▶ [WHAT YOU WILL DO] Which lines of the data below hold "business"? Copy each of them.

[Entries from a dataset of interfaces]
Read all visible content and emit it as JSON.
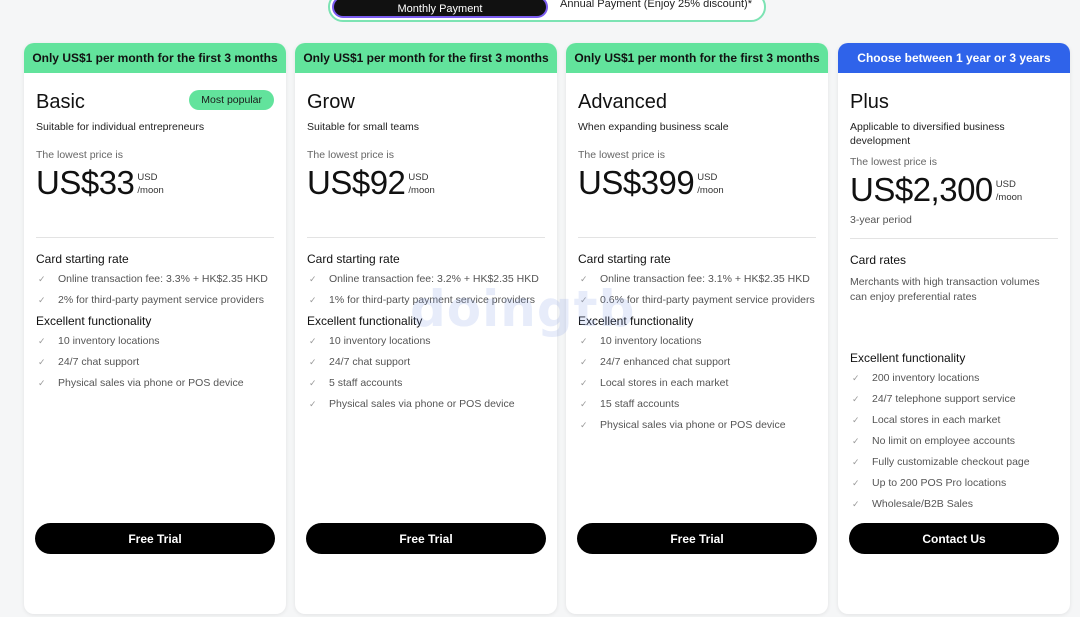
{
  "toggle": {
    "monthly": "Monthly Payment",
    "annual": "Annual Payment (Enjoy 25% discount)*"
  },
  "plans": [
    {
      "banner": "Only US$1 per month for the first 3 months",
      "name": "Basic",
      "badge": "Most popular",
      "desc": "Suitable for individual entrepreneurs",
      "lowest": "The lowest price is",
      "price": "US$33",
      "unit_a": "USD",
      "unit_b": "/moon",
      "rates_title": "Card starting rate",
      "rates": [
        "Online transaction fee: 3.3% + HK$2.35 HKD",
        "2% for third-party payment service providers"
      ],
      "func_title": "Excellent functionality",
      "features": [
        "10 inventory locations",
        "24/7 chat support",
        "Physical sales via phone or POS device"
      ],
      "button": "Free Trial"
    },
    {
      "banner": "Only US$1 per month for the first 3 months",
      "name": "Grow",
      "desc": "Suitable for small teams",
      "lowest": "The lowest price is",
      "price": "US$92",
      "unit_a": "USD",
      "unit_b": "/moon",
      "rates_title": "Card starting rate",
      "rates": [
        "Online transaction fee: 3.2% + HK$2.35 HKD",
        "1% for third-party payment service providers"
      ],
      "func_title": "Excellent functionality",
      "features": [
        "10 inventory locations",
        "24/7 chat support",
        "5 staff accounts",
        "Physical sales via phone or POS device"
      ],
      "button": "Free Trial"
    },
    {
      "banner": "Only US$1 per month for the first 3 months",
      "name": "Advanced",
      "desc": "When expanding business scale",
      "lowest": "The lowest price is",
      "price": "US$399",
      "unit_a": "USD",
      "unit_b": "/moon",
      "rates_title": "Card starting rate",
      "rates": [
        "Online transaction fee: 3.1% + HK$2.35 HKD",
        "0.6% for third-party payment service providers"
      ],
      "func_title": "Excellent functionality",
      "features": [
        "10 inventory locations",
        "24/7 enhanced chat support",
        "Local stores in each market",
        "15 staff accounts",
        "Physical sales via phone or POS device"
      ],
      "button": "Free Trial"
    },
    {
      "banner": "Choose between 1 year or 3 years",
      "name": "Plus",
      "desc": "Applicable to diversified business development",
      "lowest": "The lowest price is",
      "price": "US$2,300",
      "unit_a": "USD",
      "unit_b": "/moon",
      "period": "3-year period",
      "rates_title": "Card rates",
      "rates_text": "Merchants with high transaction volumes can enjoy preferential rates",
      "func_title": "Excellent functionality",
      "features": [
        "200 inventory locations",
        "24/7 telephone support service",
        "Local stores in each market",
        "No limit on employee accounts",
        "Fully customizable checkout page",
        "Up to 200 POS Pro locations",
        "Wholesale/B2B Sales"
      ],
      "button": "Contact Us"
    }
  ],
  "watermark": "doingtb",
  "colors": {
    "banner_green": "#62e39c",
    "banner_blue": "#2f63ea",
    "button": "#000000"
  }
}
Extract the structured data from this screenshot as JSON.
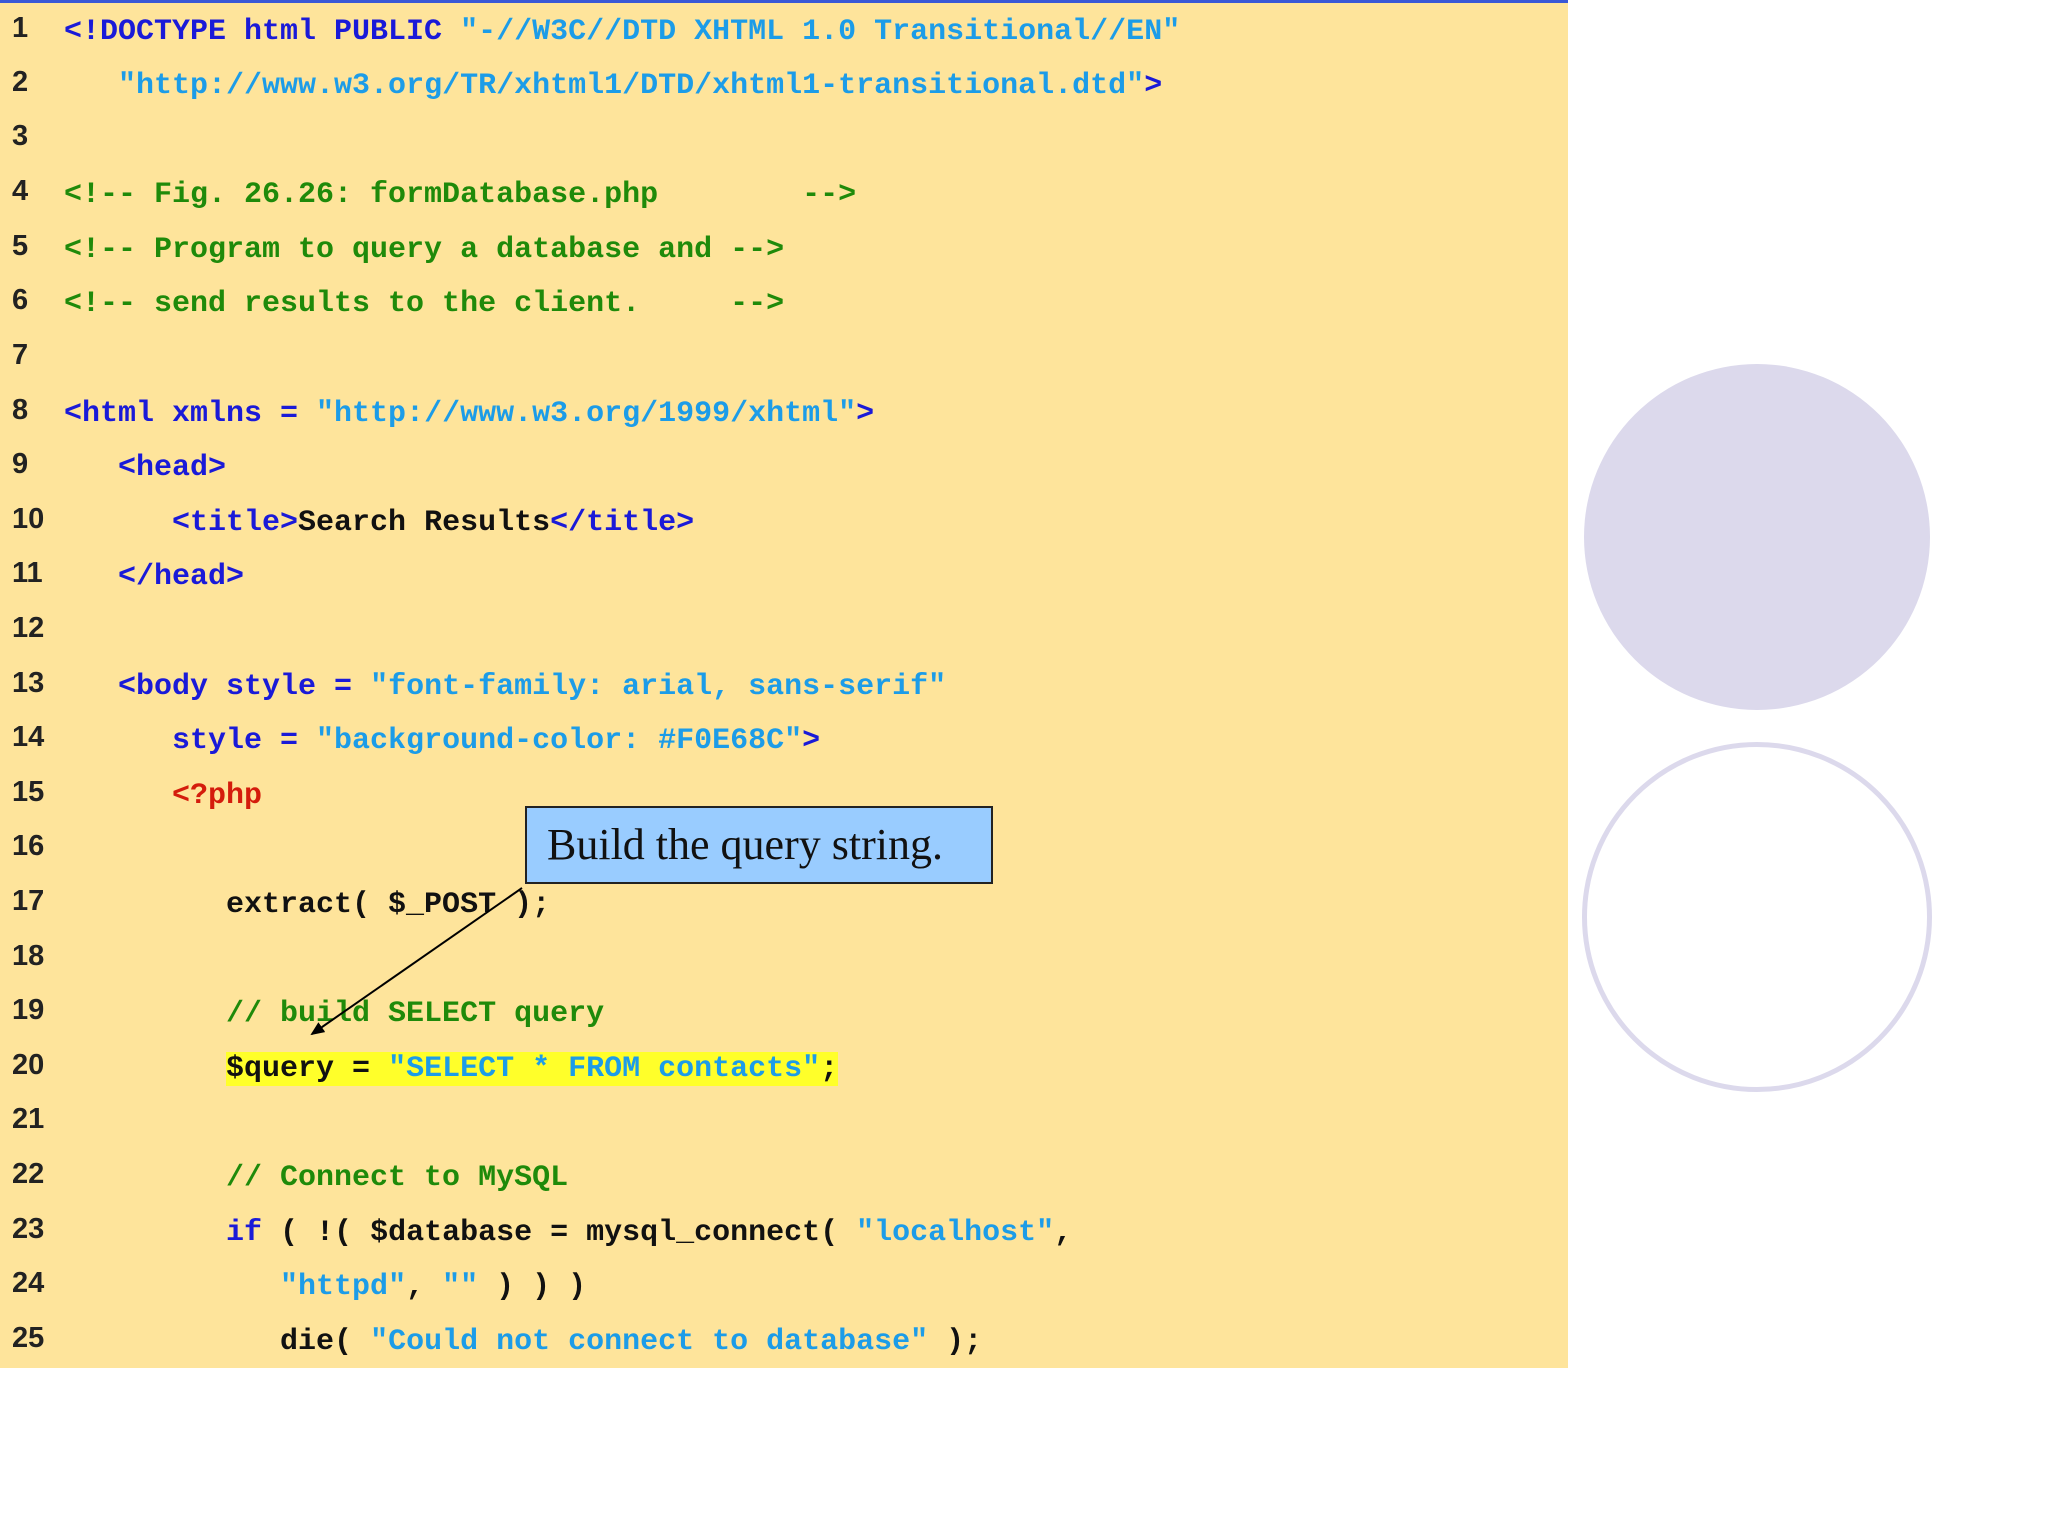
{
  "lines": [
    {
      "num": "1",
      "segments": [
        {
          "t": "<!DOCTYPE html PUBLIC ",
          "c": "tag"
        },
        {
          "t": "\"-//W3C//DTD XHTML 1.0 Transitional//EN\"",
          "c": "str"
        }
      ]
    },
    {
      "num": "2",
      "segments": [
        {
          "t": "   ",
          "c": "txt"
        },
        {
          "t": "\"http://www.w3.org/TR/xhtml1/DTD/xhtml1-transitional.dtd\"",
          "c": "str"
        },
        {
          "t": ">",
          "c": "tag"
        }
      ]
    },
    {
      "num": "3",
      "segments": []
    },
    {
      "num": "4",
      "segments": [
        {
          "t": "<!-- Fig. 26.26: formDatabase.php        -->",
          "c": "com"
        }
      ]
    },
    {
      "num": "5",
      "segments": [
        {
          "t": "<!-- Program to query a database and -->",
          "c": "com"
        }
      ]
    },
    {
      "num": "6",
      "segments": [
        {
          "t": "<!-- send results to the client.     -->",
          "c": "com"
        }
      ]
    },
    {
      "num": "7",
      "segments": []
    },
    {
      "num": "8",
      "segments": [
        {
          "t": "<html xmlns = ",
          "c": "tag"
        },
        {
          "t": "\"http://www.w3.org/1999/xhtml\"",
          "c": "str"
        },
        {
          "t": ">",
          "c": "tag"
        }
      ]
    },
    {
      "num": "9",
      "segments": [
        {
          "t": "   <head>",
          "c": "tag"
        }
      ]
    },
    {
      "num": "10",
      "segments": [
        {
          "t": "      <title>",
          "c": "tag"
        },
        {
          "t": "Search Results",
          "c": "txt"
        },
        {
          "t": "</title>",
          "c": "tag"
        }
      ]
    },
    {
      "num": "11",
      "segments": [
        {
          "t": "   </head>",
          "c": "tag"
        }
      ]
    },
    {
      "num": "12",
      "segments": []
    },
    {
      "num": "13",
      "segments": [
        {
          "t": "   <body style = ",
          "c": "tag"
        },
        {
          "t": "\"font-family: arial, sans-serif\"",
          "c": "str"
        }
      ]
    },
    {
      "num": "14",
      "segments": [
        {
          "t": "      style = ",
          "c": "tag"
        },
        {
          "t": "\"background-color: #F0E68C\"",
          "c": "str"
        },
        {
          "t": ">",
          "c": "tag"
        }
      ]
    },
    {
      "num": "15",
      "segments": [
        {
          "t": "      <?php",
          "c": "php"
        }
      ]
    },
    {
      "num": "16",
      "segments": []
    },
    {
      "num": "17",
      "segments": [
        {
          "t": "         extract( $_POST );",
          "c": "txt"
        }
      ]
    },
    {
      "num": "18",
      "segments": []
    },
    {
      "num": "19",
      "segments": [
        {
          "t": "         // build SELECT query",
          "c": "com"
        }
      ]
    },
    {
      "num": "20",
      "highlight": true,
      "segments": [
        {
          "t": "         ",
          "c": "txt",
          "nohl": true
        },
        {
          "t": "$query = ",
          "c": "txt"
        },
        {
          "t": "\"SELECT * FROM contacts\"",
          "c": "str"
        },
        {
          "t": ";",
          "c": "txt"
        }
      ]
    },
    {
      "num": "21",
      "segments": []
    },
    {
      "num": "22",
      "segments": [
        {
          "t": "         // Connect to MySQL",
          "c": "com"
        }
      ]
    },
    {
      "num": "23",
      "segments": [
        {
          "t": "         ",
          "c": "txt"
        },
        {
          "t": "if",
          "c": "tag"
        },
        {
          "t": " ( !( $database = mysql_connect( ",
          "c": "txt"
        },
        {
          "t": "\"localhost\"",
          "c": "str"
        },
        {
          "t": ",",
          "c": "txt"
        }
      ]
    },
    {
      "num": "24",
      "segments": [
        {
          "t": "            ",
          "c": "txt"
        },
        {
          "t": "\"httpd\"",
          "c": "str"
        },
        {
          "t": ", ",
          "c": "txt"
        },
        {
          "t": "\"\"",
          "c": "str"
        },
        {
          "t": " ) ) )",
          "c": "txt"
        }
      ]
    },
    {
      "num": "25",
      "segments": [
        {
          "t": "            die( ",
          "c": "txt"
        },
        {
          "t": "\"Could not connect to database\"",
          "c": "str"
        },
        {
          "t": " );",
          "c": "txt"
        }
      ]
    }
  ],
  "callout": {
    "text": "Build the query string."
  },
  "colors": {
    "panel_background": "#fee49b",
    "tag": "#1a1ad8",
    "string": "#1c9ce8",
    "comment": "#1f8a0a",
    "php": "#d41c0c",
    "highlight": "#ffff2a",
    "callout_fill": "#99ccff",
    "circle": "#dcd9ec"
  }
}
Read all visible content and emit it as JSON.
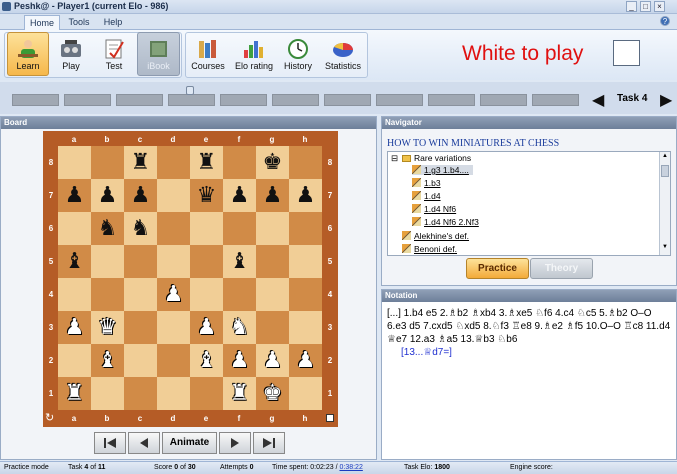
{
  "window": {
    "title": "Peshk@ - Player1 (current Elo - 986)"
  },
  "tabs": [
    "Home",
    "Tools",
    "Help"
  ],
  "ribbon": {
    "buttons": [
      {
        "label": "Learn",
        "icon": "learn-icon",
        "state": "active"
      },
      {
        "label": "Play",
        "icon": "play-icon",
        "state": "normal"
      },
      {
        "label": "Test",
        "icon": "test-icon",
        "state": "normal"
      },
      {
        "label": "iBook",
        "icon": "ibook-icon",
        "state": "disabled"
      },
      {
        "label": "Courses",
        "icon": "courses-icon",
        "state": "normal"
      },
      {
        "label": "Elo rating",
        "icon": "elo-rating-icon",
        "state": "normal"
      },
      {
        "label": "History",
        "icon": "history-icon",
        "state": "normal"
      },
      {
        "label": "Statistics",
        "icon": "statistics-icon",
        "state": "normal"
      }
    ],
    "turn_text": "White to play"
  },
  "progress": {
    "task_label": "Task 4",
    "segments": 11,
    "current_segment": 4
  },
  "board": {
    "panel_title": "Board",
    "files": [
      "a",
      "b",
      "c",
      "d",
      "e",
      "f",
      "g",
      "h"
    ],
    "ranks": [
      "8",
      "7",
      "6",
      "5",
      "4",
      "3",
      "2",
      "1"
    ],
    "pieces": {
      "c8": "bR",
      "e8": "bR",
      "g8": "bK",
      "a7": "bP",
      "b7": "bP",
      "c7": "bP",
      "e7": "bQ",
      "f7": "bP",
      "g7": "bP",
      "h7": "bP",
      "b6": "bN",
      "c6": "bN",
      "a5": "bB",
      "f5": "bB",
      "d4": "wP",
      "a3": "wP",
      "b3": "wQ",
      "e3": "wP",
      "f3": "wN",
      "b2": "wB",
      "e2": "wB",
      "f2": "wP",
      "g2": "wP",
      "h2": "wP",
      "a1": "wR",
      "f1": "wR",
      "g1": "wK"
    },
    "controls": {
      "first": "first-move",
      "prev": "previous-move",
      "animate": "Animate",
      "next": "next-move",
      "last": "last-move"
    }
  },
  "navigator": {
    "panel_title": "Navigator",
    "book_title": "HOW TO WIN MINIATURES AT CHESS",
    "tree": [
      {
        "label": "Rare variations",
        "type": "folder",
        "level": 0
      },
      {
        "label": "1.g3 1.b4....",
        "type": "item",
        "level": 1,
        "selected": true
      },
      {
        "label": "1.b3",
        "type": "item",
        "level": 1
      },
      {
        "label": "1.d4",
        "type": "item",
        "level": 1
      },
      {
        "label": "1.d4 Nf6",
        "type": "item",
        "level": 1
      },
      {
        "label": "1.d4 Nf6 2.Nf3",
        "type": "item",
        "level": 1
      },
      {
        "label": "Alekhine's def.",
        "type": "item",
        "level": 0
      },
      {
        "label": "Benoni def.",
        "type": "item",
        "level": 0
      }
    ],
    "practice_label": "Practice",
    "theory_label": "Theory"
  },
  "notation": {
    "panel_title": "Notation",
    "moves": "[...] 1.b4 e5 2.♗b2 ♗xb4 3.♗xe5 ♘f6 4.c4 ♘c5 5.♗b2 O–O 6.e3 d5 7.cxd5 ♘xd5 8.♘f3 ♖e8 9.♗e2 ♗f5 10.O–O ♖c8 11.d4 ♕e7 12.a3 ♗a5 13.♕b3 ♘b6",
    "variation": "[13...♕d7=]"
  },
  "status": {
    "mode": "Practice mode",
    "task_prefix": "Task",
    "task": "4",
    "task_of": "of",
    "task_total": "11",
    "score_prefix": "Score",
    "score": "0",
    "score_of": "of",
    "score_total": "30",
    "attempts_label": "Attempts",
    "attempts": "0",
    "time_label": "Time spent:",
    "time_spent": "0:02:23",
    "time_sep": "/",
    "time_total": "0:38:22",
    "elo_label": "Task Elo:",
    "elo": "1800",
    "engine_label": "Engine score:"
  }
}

▶ [EXPECTED ANSWER]
      "desc": "When expanding business scale",
      "desc": "Applicable to diversified business development",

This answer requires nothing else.